40th Annual Stanford-Berkeley Conference - "Dislocation"

40th Annual Stanford-Berkeley Conference - "Dislocation"

Prompted by the current migration crisis in Europe, the theme of this year’s conference is “Dislocation.” Papers presented by Stanford and Berkeley scholars working in various disciplines, time periods, and geographical spaces, will examine the dynamics of dislocation in its various modalities, whether pertaining to individuals, groups, or entire populations.  

Conference Program:

9:30am Registration and Breakfast

9:45am Opening Remarks

10:00am - 11:30am Panel One

“Dislocations/Relocations: The Armenian Century (1915-2015)”

Stephan Astourian, University of California, Berkeley

“Population Displacement in Lithuania in the 20th Century”

Tomas Balkelis, Stanford University

“International Norms and Ethnic Cleansing: the Case of Poland”

Jason Wittenberg, University of California, Berkeley

Chair: Norman Naimark, Stanford University

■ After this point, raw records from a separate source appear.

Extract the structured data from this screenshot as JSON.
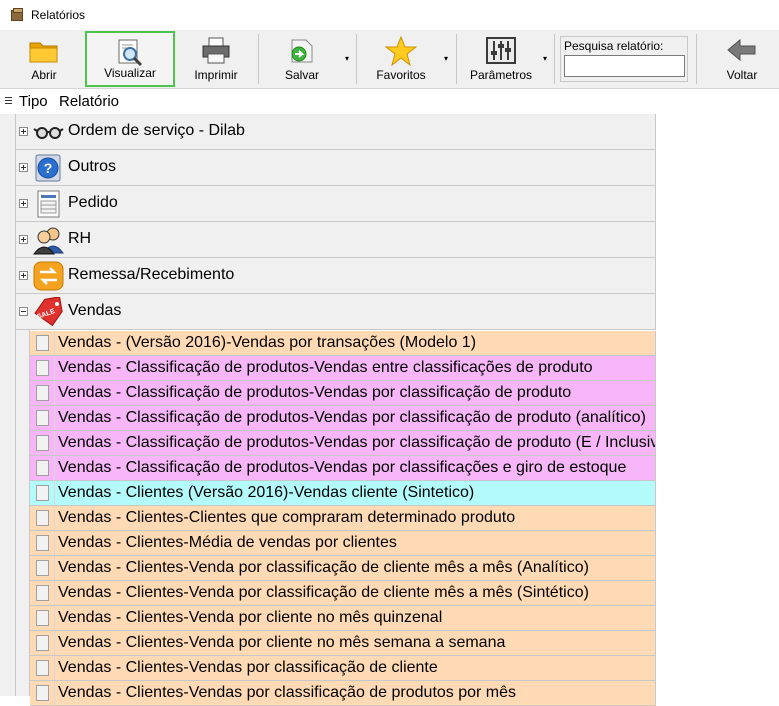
{
  "window": {
    "title": "Relatórios"
  },
  "toolbar": {
    "buttons": [
      {
        "label": "Abrir",
        "icon": "folder-icon"
      },
      {
        "label": "Visualizar",
        "icon": "magnifier-document-icon"
      },
      {
        "label": "Imprimir",
        "icon": "printer-icon"
      },
      {
        "label": "Salvar",
        "icon": "save-arrow-icon"
      },
      {
        "label": "Favoritos",
        "icon": "star-icon"
      },
      {
        "label": "Parâmetros",
        "icon": "sliders-icon"
      },
      {
        "label": "Voltar",
        "icon": "back-arrow-icon"
      }
    ],
    "search": {
      "label": "Pesquisa relatório:",
      "value": "",
      "placeholder": ""
    }
  },
  "grid": {
    "columns": [
      "Tipo",
      "Relatório"
    ],
    "groups": [
      {
        "label": "Ordem de serviço - Dilab",
        "icon": "glasses-icon",
        "expanded": false
      },
      {
        "label": "Outros",
        "icon": "help-icon",
        "expanded": false
      },
      {
        "label": "Pedido",
        "icon": "form-document-icon",
        "expanded": false
      },
      {
        "label": "RH",
        "icon": "people-icon",
        "expanded": false
      },
      {
        "label": "Remessa/Recebimento",
        "icon": "exchange-icon",
        "expanded": false
      },
      {
        "label": "Vendas",
        "icon": "sale-tag-icon",
        "expanded": true
      }
    ],
    "items": [
      {
        "label": "Vendas - (Versão 2016)-Vendas por transações (Modelo 1)",
        "color": "#ffdab5"
      },
      {
        "label": "Vendas - Classificação de produtos-Vendas entre classificações de produto",
        "color": "#f7b6f7"
      },
      {
        "label": "Vendas - Classificação de produtos-Vendas por classificação de produto",
        "color": "#f7b6f7"
      },
      {
        "label": "Vendas - Classificação de produtos-Vendas por classificação de produto (analítico)",
        "color": "#f7b6f7"
      },
      {
        "label": "Vendas - Classificação de produtos-Vendas por classificação de produto (E / Inclusiv",
        "color": "#f7b6f7"
      },
      {
        "label": "Vendas - Classificação de produtos-Vendas por classificações e giro de estoque",
        "color": "#f7b6f7"
      },
      {
        "label": "Vendas - Clientes (Versão 2016)-Vendas cliente (Sintetico)",
        "color": "#b3fbfb"
      },
      {
        "label": "Vendas - Clientes-Clientes que compraram determinado produto",
        "color": "#ffdab5"
      },
      {
        "label": "Vendas - Clientes-Média de vendas por clientes",
        "color": "#ffdab5"
      },
      {
        "label": "Vendas - Clientes-Venda por classificação de cliente mês a mês (Analítico)",
        "color": "#ffdab5"
      },
      {
        "label": "Vendas - Clientes-Venda por classificação de cliente mês a mês (Sintético)",
        "color": "#ffdab5"
      },
      {
        "label": "Vendas - Clientes-Venda por cliente no mês quinzenal",
        "color": "#ffdab5"
      },
      {
        "label": "Vendas - Clientes-Venda por cliente no mês semana a semana",
        "color": "#ffdab5"
      },
      {
        "label": "Vendas - Clientes-Vendas por classificação de cliente",
        "color": "#ffdab5"
      },
      {
        "label": "Vendas - Clientes-Vendas por classificação de produtos por mês",
        "color": "#ffdab5"
      }
    ]
  }
}
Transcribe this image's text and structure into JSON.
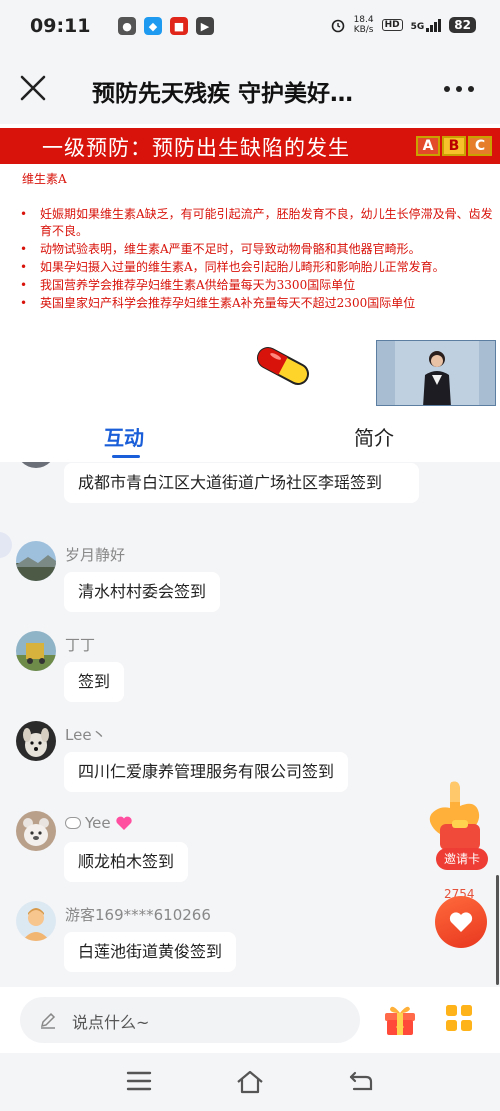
{
  "status_bar": {
    "time": "09:11",
    "net_speed_value": "18.4",
    "net_speed_unit": "KB/s",
    "hd_label": "HD",
    "signal_label": "5G",
    "battery": "82"
  },
  "header": {
    "title": "预防先天残疾 守护美好…"
  },
  "video": {
    "slide_title": "一级预防：预防出生缺陷的发生",
    "abc": [
      "A",
      "B",
      "C"
    ],
    "slide_subtitle": "维生素A",
    "bullets": [
      "妊娠期如果维生素A缺乏，有可能引起流产，胚胎发育不良，幼儿生长停滞及骨、齿发育不良。",
      "动物试验表明，维生素A严重不足时，可导致动物骨骼和其他器官畸形。",
      "如果孕妇摄入过量的维生素A，同样也会引起胎儿畸形和影响胎儿正常发育。",
      "我国营养学会推荐孕妇维生素A供给量每天为3300国际单位",
      "英国皇家妇产科学会推荐孕妇维生素A补充量每天不超过2300国际单位"
    ]
  },
  "tabs": {
    "interact": "互动",
    "intro": "简介"
  },
  "chat": {
    "messages": [
      {
        "user": "",
        "text": "成都市青白江区大道街道广场社区李瑶签到"
      },
      {
        "user": "岁月静好",
        "text": "清水村村委会签到"
      },
      {
        "user": "丁丁",
        "text": "签到"
      },
      {
        "user": "Lee丶",
        "text": "四川仁爱康养管理服务有限公司签到"
      },
      {
        "user": "Yee",
        "text": "顺龙柏木签到"
      },
      {
        "user": "游客169****610266",
        "text": "白莲池街道黄俊签到"
      }
    ]
  },
  "actions": {
    "invite_label": "邀请卡",
    "like_count": "2754"
  },
  "composer": {
    "placeholder": "说点什么~"
  },
  "colors": {
    "accent_blue": "#1a5fd9",
    "slide_red": "#d8130b",
    "like_red": "#e8371f"
  }
}
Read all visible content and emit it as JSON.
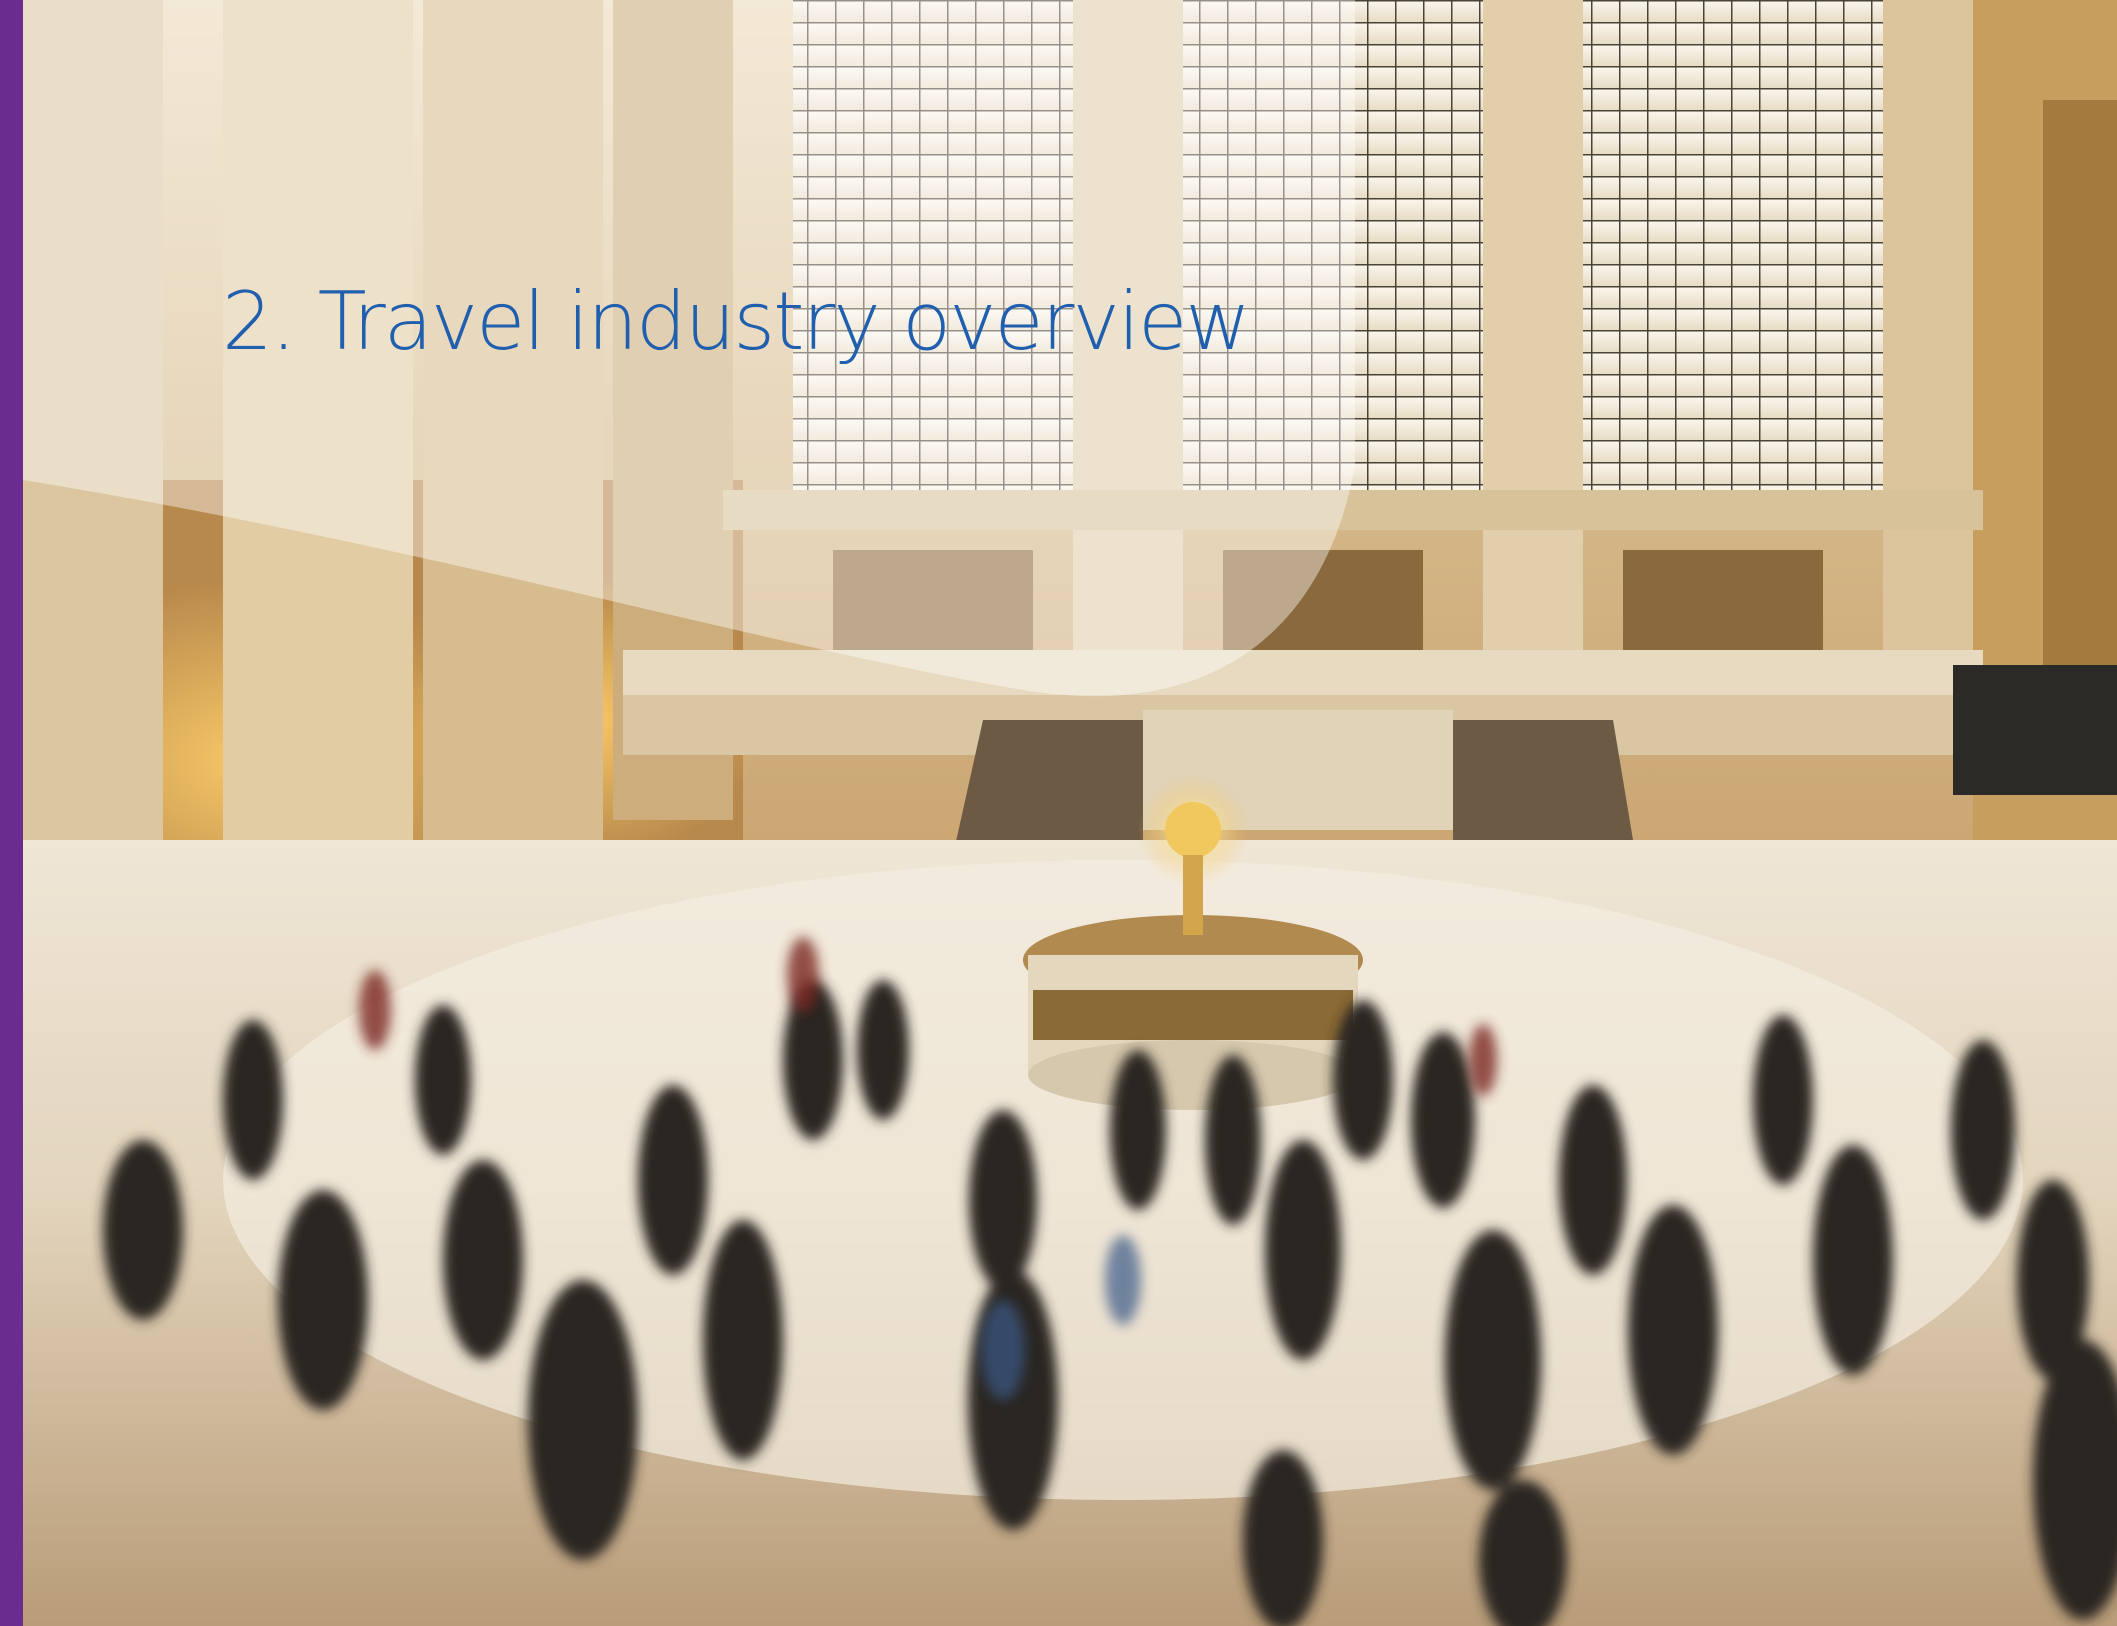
{
  "section": {
    "title": "2. Travel industry overview"
  },
  "colors": {
    "accent_bar": "#6a2c8f",
    "title_text": "#1f5fae",
    "overlay": "#ffffff"
  },
  "photo": {
    "subject": "photo"
  }
}
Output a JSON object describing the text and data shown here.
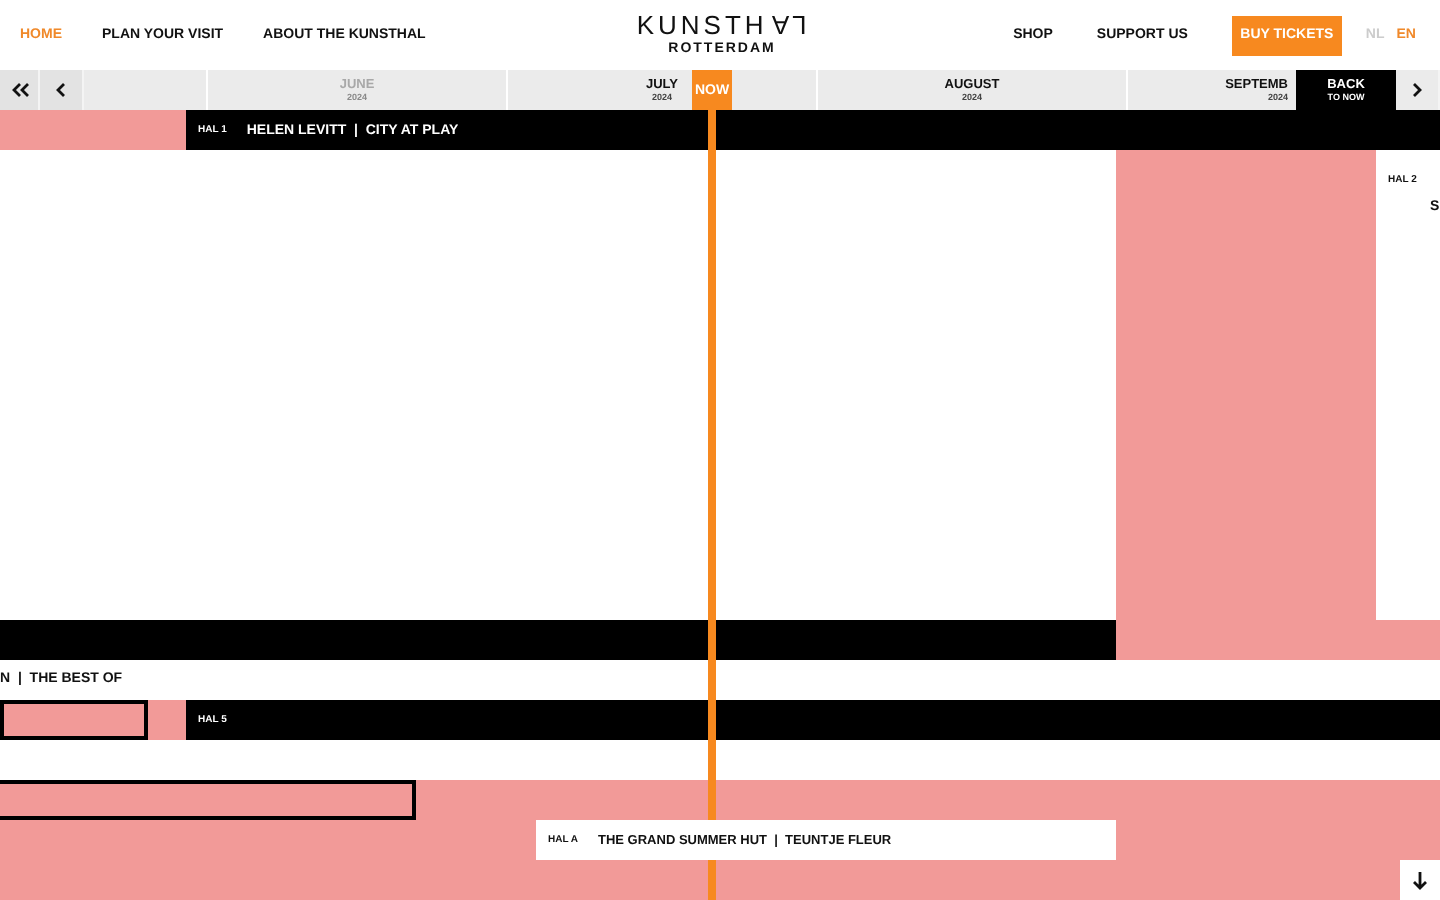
{
  "nav": [
    {
      "label": "HOME",
      "selected": true
    },
    {
      "label": "PLAN YOUR VISIT",
      "selected": false
    },
    {
      "label": "ABOUT THE KUNSTHAL",
      "selected": false
    }
  ],
  "logo": {
    "name": "KUNSTHAL",
    "city": "ROTTERDAM"
  },
  "utility_nav": [
    "SHOP",
    "SUPPORT US"
  ],
  "buy_button": "BUY TICKETS",
  "languages": [
    {
      "label": "NL",
      "selected": false
    },
    {
      "label": "EN",
      "selected": true
    }
  ],
  "now_marker": "NOW",
  "back_to_now": {
    "title": "BACK",
    "subtitle": "TO NOW"
  },
  "months": [
    {
      "name": "JUNE",
      "year": "2024",
      "past": true
    },
    {
      "name": "JULY",
      "year": "2024",
      "past": false
    },
    {
      "name": "AUGUST",
      "year": "2024",
      "past": false
    },
    {
      "name": "SEPTEMB",
      "year": "2024",
      "past": false
    }
  ],
  "exhibitions": [
    {
      "hall": "HAL 1",
      "title": "HELEN LEVITT  |  CITY AT PLAY"
    },
    {
      "hall": "HAL 2",
      "title": "S"
    },
    {
      "title": "N  |  THE BEST OF"
    },
    {
      "hall": "HAL 5"
    },
    {
      "hall": "HAL A",
      "title": "THE GRAND SUMMER HUT  |  TEUNTJE FLEUR"
    }
  ]
}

11:30am - 12:00pm Screening: Selections from "Logbook Serbistan" (Želimir Žilnik, 2015)

       Introduction by Pavle Levi, Stanford University

1:30pm - 3:00pm Panel Two

“Dislocating Art:  Eisenstein's Method”

Karla Oeler, Stanford University

“Tell me where you live, and I'll tell you who you are: Using Translations for Comparative Concepts of Meaning and Linguistic History”

Ruprecht von Waldenfels, University of California, Berkeley

“Donbas Disintegrated: War Poetry and Poets From Both Sides of the Frontline”

Yuliya Ilchuk, Stanford University

Chair:  Jovana Knežević, Stanford University

3:00pm - 3:15pm Coffee Break

3:15pm - 4:45pm Panel Three

“'For Our Slavonic Future': Envisioning Czech Settlement Between America's West and the Slavic East, 1859-1873"

Michael Dean, University of California, Berkeley

“The Mental and Institutional Dislocation of the Security Services in 1954 and 1990-91”

Amir Weiner, Stanford University

“Legacies of the Soviet War in Afghanistan”

Robert Crews, Stanford University

4:45pm - 5:00pm Closing Remarks

Chair:  John Connelly, University of California, Berkeley